With their heels touching the tide, South Korea called 911. America was not ready for another war.
The Pentagon was in the process of downsizing the military, both in budget and in manpower. But, as history shows, when the world dials 911, America answers.
So President Truman ordered troops to land at Pusan to aid the beleaguered South Korean forces. Over the course of the next three years, the United States fought a grueling conflict but successfully managed to drive the communist forces out of South Korea.
The fighting ceased when the armistice agreement was signed at Panmunjom, but to this day, no official peace document has been signed. Over 35,000 Americans died in this war, and more than 7,000 are still missing.
Thousands more came home with the scars of war or suffered in prisoner of war camps. Most in uniform served with great distinction and demonstrated that the American soldier is a rare breed.
One such individual was one of my late constituents, Sergeant Donald Foisie. Sergeant Foisie was pinned down on Hill 303 in August 1950, but he stood his ground. When the communist forces overran the hill, he and a friend hid in a rice paddy, using bamboo sticks to get air.
The two survived and rejoined American forces when the hill was retaken. Mr. Speaker, the sacrifice and bravery of American soldiers in the Korean War should be remembered and honored.
Just this week, Vice President PENCE accepted the remains of fallen Korean war soldiers, at last making their return home from North Korean soil. After 60 years, these noble ones who gave their lives will be forgotten no more.

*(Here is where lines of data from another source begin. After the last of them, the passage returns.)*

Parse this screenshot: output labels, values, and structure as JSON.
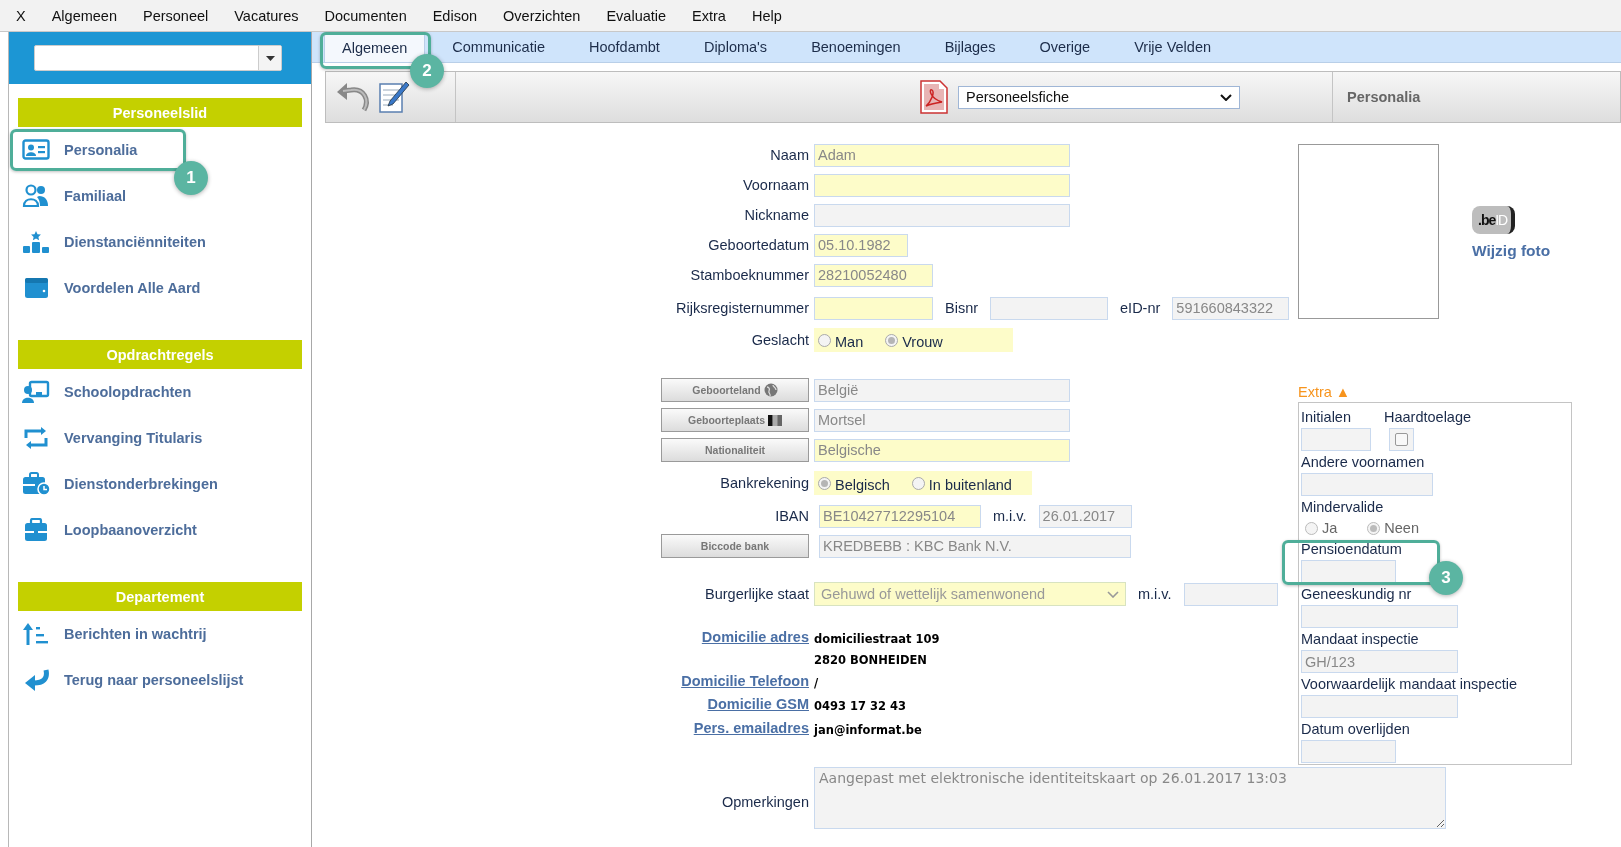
{
  "menu": [
    "X",
    "Algemeen",
    "Personeel",
    "Vacatures",
    "Documenten",
    "Edison",
    "Overzichten",
    "Evaluatie",
    "Extra",
    "Help"
  ],
  "sidebar": {
    "sections": [
      {
        "title": "Personeelslid",
        "items": [
          "Personalia",
          "Familiaal",
          "Dienstanciënniteiten",
          "Voordelen Alle Aard"
        ]
      },
      {
        "title": "Opdrachtregels",
        "items": [
          "Schoolopdrachten",
          "Vervanging Titularis",
          "Dienstonderbrekingen",
          "Loopbaanoverzicht"
        ]
      },
      {
        "title": "Departement",
        "items": [
          "Berichten in wachtrij",
          "Terug naar personeelslijst"
        ]
      }
    ]
  },
  "tabs": [
    {
      "label": "Algemeen",
      "selected": true
    },
    {
      "label": "Communicatie",
      "selected": false
    },
    {
      "label": "Hoofdambt",
      "selected": false
    },
    {
      "label": "Diploma's",
      "selected": false
    },
    {
      "label": "Benoemingen",
      "selected": false
    },
    {
      "label": "Bijlages",
      "selected": false
    },
    {
      "label": "Overige",
      "selected": false
    },
    {
      "label": "Vrije Velden",
      "selected": false
    }
  ],
  "toolbar": {
    "report": "Personeelsfiche",
    "title": "Personalia"
  },
  "form": {
    "rows": [
      {
        "kind": "fields",
        "label": "Naam",
        "items": [
          {
            "kind": "input",
            "value": "Adam",
            "required": true
          }
        ]
      },
      {
        "kind": "fields",
        "label": "Voornaam",
        "items": [
          {
            "kind": "input",
            "required": true
          }
        ]
      },
      {
        "kind": "fields",
        "label": "Nickname",
        "items": [
          {
            "kind": "input",
            "required": false
          }
        ]
      },
      {
        "kind": "fields",
        "label": "Geboortedatum",
        "items": [
          {
            "kind": "input",
            "value": "05.10.1982",
            "required": true
          }
        ]
      },
      {
        "kind": "fields",
        "label": "Stamboeknummer",
        "items": [
          {
            "kind": "input",
            "value": "28210052480",
            "required": true
          }
        ]
      },
      {
        "kind": "fields",
        "label": "Rijksregisternummer",
        "items": [
          {
            "kind": "input",
            "required": true
          },
          {
            "kind": "label",
            "text": "Bisnr"
          },
          {
            "kind": "input",
            "required": false
          },
          {
            "kind": "label",
            "text": "eID-nr"
          },
          {
            "kind": "input",
            "value": "591660843322",
            "required": false
          }
        ]
      },
      {
        "kind": "radios",
        "label": "Geslacht",
        "required": true,
        "options": [
          {
            "label": "Man",
            "selected": false
          },
          {
            "label": "Vrouw",
            "selected": true
          }
        ]
      },
      {
        "kind": "lookup",
        "button": "Geboorteland",
        "disabled": true,
        "items": [
          {
            "kind": "input",
            "value": "België",
            "required": false
          }
        ]
      },
      {
        "kind": "lookup",
        "button": "Geboorteplaats",
        "disabled": true,
        "items": [
          {
            "kind": "input",
            "value": "Mortsel",
            "required": false
          }
        ]
      },
      {
        "kind": "lookup",
        "button": "Nationaliteit",
        "disabled": true,
        "items": [
          {
            "kind": "input",
            "value": "Belgische",
            "required": true
          }
        ]
      },
      {
        "kind": "radios",
        "label": "Bankrekening",
        "required": true,
        "options": [
          {
            "label": "Belgisch",
            "selected": true
          },
          {
            "label": "In buitenland",
            "selected": false
          }
        ]
      },
      {
        "kind": "fields",
        "label": "IBAN",
        "items": [
          {
            "kind": "input",
            "value": "BE10427712295104",
            "required": true
          },
          {
            "kind": "label",
            "text": "m.i.v."
          },
          {
            "kind": "input",
            "value": "26.01.2017",
            "required": false
          }
        ]
      },
      {
        "kind": "lookup",
        "button": "Biccode bank",
        "disabled": true,
        "items": [
          {
            "kind": "input",
            "value": "KREDBEBB : KBC Bank N.V.",
            "required": false
          }
        ]
      },
      {
        "kind": "fields",
        "label": "Burgerlijke staat",
        "items": [
          {
            "kind": "select",
            "value": "Gehuwd of wettelijk samenwonend",
            "required": true
          },
          {
            "kind": "label",
            "text": "m.i.v."
          },
          {
            "kind": "input",
            "required": false
          }
        ]
      },
      {
        "kind": "link",
        "label": "Domicilie adres",
        "lines": [
          "domiciliestraat 109",
          "2820 BONHEIDEN"
        ]
      },
      {
        "kind": "link",
        "label": "Domicilie Telefoon",
        "lines": [
          "/"
        ]
      },
      {
        "kind": "link",
        "label": "Domicilie GSM",
        "lines": [
          "0493 17 32 43"
        ]
      },
      {
        "kind": "link",
        "label": "Pers. emailadres",
        "lines": [
          "jan@informat.be"
        ]
      },
      {
        "kind": "textarea",
        "label": "Opmerkingen",
        "value": "Aangepast met elektronische identiteitskaart op 26.01.2017 13:03"
      }
    ]
  },
  "photo": {
    "logo": [
      ".be",
      "ID"
    ],
    "link": "Wijzig foto"
  },
  "extra": {
    "title": "Extra",
    "toggle": "▲",
    "fields": [
      {
        "kind": "input",
        "label": "Initialen"
      },
      {
        "kind": "checkbox",
        "label": "Haardtoelage",
        "checked": false
      },
      {
        "kind": "input",
        "label": "Andere voornamen"
      },
      {
        "kind": "radios",
        "label": "Mindervalide",
        "options": [
          {
            "label": "Ja",
            "selected": false
          },
          {
            "label": "Neen",
            "selected": true
          }
        ]
      },
      {
        "kind": "input",
        "label": "Pensioendatum"
      },
      {
        "kind": "input",
        "label": "Geneeskundig nr"
      },
      {
        "kind": "input",
        "label": "Mandaat inspectie",
        "value": "GH/123"
      },
      {
        "kind": "input",
        "label": "Voorwaardelijk mandaat inspectie"
      },
      {
        "kind": "input",
        "label": "Datum overlijden"
      }
    ]
  },
  "callouts": [
    "1",
    "2",
    "3"
  ]
}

This is a welcome step following the June 12th meeting between President Trump and Kim Jong-Un, however, we must continue to strive towards our goal of complete, verifiable, and irreversible denuclearization by North Korea. These Korean War patriots deserve our utmost respect and admiration, because the worst casualty of war is to be forgotten.
And that is just the way it is.